Last month, in the space of a week, I dealt with five situations that really brought home to me the fact there are many people without close family or friends who have no one actively looking out for them as they struggle with frailty, depression and illness. This absence was a powerful factor as any physical illness in reducing their resilience and increasing the stress and anxiety — and loneliness — of their difficult lives.
In fact, in all these cases, the individuals did have someone — volunteers from the Neighbourhood Care Scheme. Here, briefly are some of the situations.
Boots on the Ground in Moulsecoomb and HollingdeanPosted on 18th November 2016 by Sean de Podesta
Over the next couple of weeks, a small army of volunteers and supporters will be hitting the streets of Moulsecoomb and Hollingdean to let local residents know about the launch of the Neighbourhood Care Scheme in their areas. Here a young volunteer delivers publicity information to a house in Moulsecoomb. We would like to thank everyone for their efforts with the publicity. A couple of hours up and down the steps of Brighton’s hilly neighbourhoods can be hard work!
Many Hands Make Light Work – thanks to PapermatesPosted on 17th November 2016 by Sean de Podesta
Preparations for our publicity in the Neighbourhood Care Scheme’s new areas of Hollingdean and Moulsecoomb and Bevendean, were made much easier last week thanks to Papermates, a voluntary group working from Wellington Road Day Centre. The group came into the Impetus office last week and filled thousands of envelopes for us. Our photo shows the team in action, functioning like a well-oiled machine.
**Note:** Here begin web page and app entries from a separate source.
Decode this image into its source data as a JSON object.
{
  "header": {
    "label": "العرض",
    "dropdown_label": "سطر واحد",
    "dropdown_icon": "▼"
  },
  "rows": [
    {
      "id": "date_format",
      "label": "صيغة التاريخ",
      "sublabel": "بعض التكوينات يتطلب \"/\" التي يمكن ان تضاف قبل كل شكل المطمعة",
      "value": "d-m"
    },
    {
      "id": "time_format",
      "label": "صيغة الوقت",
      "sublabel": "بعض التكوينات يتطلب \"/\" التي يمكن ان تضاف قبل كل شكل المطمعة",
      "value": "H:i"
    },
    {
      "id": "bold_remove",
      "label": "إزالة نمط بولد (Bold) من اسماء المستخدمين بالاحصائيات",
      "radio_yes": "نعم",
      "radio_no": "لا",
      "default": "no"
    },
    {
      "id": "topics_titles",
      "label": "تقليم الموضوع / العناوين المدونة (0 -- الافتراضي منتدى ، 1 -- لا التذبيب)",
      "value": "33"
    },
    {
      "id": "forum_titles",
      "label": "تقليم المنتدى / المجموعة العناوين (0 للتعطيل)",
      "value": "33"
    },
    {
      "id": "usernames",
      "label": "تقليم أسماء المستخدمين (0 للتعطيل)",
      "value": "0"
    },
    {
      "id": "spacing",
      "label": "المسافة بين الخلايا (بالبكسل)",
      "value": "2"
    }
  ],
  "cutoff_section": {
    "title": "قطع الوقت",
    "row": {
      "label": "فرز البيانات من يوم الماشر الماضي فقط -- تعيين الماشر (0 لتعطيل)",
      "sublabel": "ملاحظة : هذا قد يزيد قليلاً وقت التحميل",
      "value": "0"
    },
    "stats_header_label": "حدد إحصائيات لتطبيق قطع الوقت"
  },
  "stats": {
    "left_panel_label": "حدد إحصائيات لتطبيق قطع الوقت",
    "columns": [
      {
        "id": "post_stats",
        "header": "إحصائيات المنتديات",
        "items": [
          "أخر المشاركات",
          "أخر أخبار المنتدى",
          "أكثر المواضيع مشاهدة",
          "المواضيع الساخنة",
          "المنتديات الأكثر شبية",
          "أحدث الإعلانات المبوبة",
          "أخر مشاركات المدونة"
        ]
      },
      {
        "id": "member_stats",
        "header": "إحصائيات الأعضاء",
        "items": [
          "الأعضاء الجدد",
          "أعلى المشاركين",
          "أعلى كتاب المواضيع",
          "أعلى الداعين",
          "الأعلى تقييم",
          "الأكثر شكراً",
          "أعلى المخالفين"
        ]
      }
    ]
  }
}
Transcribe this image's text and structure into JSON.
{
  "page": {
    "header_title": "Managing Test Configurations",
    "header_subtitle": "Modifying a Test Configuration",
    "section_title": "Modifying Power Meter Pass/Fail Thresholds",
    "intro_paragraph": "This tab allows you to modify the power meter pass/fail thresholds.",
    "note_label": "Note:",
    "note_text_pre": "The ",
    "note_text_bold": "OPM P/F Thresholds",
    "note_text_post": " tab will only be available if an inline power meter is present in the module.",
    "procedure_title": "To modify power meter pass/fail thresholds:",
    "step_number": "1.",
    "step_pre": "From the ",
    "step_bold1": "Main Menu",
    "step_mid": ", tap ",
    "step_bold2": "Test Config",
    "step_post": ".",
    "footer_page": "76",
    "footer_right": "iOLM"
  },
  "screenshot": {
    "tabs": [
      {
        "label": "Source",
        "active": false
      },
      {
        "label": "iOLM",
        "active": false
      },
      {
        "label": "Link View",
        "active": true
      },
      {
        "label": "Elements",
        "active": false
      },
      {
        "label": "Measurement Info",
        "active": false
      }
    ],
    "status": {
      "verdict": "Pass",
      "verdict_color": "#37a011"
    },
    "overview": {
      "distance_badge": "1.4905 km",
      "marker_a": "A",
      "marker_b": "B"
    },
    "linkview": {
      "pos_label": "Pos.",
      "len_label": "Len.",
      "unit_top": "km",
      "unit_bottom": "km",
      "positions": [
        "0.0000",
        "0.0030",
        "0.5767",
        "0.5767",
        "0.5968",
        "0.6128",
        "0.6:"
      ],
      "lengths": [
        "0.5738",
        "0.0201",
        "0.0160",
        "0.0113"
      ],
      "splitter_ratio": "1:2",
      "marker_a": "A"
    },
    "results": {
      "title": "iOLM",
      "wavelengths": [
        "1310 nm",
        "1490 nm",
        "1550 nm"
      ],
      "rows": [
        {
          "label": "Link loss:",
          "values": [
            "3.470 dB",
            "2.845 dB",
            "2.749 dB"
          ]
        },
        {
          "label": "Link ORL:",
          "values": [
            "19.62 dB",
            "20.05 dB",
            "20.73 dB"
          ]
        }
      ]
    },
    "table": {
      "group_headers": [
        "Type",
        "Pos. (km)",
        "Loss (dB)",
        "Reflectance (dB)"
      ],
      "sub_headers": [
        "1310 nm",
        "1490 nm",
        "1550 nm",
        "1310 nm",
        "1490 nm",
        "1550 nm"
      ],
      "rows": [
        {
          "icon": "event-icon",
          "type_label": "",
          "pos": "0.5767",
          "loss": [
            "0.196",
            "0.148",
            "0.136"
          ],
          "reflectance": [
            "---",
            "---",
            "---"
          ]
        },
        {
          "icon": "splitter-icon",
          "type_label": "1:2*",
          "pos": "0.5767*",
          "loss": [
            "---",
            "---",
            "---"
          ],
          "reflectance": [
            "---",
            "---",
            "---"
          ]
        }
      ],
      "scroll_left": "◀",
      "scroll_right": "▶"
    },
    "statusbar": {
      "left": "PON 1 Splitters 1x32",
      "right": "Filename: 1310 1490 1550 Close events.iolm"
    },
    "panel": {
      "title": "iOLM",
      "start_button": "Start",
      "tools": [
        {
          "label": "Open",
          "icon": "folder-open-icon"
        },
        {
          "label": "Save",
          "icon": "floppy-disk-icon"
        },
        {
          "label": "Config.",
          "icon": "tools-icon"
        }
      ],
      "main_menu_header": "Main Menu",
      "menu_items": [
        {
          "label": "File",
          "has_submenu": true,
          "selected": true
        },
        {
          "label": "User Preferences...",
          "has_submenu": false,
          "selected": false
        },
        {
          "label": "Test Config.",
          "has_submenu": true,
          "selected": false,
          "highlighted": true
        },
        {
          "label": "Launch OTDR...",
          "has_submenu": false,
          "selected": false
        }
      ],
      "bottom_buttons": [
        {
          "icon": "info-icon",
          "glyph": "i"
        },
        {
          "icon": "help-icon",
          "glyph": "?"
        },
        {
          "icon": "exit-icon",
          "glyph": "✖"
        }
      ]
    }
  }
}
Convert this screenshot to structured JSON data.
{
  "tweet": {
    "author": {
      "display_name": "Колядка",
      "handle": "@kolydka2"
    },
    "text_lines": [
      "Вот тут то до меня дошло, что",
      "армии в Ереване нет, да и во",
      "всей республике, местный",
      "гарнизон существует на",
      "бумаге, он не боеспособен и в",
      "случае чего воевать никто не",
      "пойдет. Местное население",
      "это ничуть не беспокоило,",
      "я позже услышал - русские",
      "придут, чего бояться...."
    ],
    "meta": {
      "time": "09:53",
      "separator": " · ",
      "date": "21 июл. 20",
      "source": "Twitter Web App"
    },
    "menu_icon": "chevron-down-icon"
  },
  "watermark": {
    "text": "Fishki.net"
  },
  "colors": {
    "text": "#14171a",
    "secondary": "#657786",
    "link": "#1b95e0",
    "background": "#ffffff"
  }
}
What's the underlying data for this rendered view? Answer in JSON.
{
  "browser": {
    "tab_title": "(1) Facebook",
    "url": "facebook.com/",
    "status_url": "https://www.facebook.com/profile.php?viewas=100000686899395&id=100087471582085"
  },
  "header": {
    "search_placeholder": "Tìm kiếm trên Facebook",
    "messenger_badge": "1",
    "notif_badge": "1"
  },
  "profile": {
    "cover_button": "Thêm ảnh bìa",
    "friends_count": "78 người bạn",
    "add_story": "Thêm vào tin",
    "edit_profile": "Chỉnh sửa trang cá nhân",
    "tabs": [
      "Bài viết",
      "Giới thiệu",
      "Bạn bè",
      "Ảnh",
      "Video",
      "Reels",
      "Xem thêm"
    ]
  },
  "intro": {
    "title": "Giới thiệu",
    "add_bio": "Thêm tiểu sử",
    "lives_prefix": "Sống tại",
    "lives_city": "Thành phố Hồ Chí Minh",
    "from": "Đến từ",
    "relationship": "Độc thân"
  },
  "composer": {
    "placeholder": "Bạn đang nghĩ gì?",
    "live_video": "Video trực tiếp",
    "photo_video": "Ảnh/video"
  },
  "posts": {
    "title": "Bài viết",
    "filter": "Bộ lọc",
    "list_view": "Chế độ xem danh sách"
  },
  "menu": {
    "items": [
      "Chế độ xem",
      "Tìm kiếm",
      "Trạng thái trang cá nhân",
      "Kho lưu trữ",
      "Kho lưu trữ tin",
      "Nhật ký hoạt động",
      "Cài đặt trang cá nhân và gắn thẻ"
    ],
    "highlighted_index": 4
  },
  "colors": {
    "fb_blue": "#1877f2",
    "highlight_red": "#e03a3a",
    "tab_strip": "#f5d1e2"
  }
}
Over the next couple of weeks these envelopes will be delivered to five thousand households in Hollingdean and Moulsecoomb, telling local residents about the scheme and inviting them to our Open Houses:
Candles BurningPosted on 17th November 2016 by Sean de Podesta
When Diana went into hospital for the last time, it was her Neighbourhood Care Scheme volunteer, Neil, who called the ambulance. He visited her regularly at the hospital, liaising with the doctors on her behalf. After a fortnight, she died from cancer at the age of 91.
Club 0 – 100Posted on 22nd September 2016 by Sean de Podesta
It was really good last week to attend the Freshers’ Fair at Brighton & Sussex Medical School at the invitation of students from the Society of Geriatric Medicine who would like to create buddying opportunities for medical students. The positive stories of NCS volunteer Helen Schilizzi and scheme member Jackie Grossman attracted a lot of interest. We look forward to following up with the new students in October.
Softening Hearts and Assuaging LonelinessPosted on 25th July 2016 by Sean de Podesta
In June, we were bathed in the sunshine of publicity around the Queen’s Award for Voluntary Service that was awarded to the Neighbourhood Care Scheme. This rather overshadowed the renewal of our Approved Provider Standard (APS) accreditation in April. This quality mark is not as glamorous as the Queen’s Award, nor does it lead to visits to Buckingham Palace. However, it is as important. Awarded by the National Council for Voluntary Organisations (NCVO), it certifies that we meet their criteria for the safe and effective provision of befriending support.
HonouredPosted on 3rd June 2016 by Sean de Podesta
Earlier this week, we learnt of the death of one our scheme members, Collette, at the age of 90. She had been with the Neighbourhood Care Scheme since 2001 when she referred herself while searching for a plumber. Even then she was beset by poor sight, poor mobility, heart disease and short-term memory problems. Over the years, several NCS volunteers had visited her. Jane began seeing her at the start of 2013. She sent us an e-mail, in which she wrote: